But this week I was privileged to, for the first time, observe oral argument before the Supreme Court. It’s important because at the very moment our democracy is at risk, this case could decide the fate of minority voting power across the country for generations.
The case is Merrill v. Milligan, an Alabama case that the Supreme Court chose to hear to decide whether Alabama violated Section 2 of the Voting Rights Act (VRA) with its redistricting plan that included only one majority Black district out of seven – despite having a population that is 27% Black. Today, Alabama has seven members of Congress, but only one is Black – Rep. Terri Sewell.
The district court found that Alabama violated the VRA by packing too many Blacks into a single majority Black district, and that the VRA requires that the majority Black district be unpacked so that a second Black opportunity district could be created.
And by the way, this is what a panel of three judges – two of whom were appointed by Donald Trump – said unanimously 3-0.The three-judge panel in the Northern District Court of Alabama found that the Alabama redistricting map was a “straightforward Section 2” violation and ordered that Alabama draw a new map. Ominously however, the Supreme Court reversed the lower court and ordered that the election be held using the challenged map while the case proceeds to final resolution.
The fact that the Supreme Court chose to allow elections under a racially discriminatory map after the lower court deemed the map to be a straightforward violation of the VRA raises alarms that the ultra-conservative Supreme Court appears prepared to gut the VRA even more than it already has.
In my opinion, those fears are well founded – particularly based on the arguments I heard from the attorney representing Alabama, and the questions and assertions raised by Justices Clarence Thomas and Samuel Alito, and to a lesser extent those raised by Justices Brett Kavanaugh and Amy Comey Barrett.
Alabama’s attorney argued that requiring Alabama to use race in drawing congressional districts would violate the Equal Protection Clause of the Fourteenth Amendment. But as Justice Ketanji Brown Jackson pointed out, that amendment was ratified for the very purpose of ensuring that Black people were treated equally, and therefore requiring Alabama to draw a map that would give its Black citizens an opportunity to elect the representative of their choice could not violate the Fourteenth Amendment. In other words, Black people of Alabama have a constitutional right to not be packed into one district.
Despite the gallant efforts of Justices Jackson, Kagan and Sotomayor to uphold judicial deference to legislative intent and adherence to stare decisis and prior Court precedence, the right wingers on the Court appear ready to eviscerate the VRA. If that happens, the voting rights of Black Americans will be severely threatened, and democracy for all will be imperiled.
While I remain hopeful that Justices Kagan, Sotomayor and Jackson will somehow prevail by convincing their colleagues to refrain from judicial activism and affirm the rulings of the lower court ordering Alabama to draw a map that contains two opportunity districts for Alabama’s Black voters, I am prepared for the worse.

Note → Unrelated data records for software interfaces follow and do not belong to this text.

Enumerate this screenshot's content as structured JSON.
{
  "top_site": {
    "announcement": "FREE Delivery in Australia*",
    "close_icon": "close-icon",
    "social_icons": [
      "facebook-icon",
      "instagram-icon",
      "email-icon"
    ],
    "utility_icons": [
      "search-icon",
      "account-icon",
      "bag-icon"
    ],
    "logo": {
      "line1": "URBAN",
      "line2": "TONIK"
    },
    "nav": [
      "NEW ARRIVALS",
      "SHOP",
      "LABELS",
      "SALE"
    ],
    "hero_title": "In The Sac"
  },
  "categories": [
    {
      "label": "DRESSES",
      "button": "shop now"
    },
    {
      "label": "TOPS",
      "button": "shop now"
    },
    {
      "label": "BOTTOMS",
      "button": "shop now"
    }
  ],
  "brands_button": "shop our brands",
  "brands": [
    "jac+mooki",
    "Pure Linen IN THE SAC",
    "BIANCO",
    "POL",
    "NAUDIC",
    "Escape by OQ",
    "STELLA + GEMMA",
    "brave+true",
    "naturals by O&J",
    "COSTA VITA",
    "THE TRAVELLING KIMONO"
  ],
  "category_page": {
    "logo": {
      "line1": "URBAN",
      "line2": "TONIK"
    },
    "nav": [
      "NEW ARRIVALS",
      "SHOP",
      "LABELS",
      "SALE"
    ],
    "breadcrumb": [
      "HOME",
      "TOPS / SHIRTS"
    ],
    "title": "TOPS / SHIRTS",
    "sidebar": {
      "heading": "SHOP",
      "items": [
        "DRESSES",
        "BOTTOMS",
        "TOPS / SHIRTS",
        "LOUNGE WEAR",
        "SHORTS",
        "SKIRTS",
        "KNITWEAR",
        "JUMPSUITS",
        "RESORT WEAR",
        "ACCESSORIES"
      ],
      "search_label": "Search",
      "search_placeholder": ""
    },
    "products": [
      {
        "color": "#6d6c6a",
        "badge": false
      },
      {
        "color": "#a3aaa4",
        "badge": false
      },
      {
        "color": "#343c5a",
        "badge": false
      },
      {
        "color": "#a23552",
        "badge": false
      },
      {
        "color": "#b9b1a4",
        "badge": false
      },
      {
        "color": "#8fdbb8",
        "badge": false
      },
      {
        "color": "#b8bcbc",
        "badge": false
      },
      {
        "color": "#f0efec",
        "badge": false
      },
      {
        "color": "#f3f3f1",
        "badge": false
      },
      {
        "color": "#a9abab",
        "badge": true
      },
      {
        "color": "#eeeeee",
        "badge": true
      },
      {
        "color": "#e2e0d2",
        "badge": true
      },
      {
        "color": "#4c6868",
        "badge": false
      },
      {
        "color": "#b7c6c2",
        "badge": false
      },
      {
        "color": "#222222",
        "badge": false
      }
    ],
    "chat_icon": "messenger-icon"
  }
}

In the Supreme Court’s last assault on the VRA in 2021, Justice Kagan noted in her dissent in Brnovich v. DNC that the Voting Rights Act represents the best and the worst of America, because while it “…marries two great ideals: democracy and racial equality…”, the reality is that the VRA remains necessary because state and local governments continue to pass laws that deprive Black citizens of their right to vote.
We’re witnessing in real time the curtailment of our civil and voting rights by an extremist Supreme Court. This term they’re debating Black Alabamans’ constitutional rights to participate in our democracy. Next term, your constitutional rights could be on the chopping block. We must all take heed that freedom and democracy are under attack.
U.S. Rep. Hank Johnson, D-Stonecrest, represents Georgia’s 4th Congressional District that includes part of Newton County in the U.S. House of Representatives.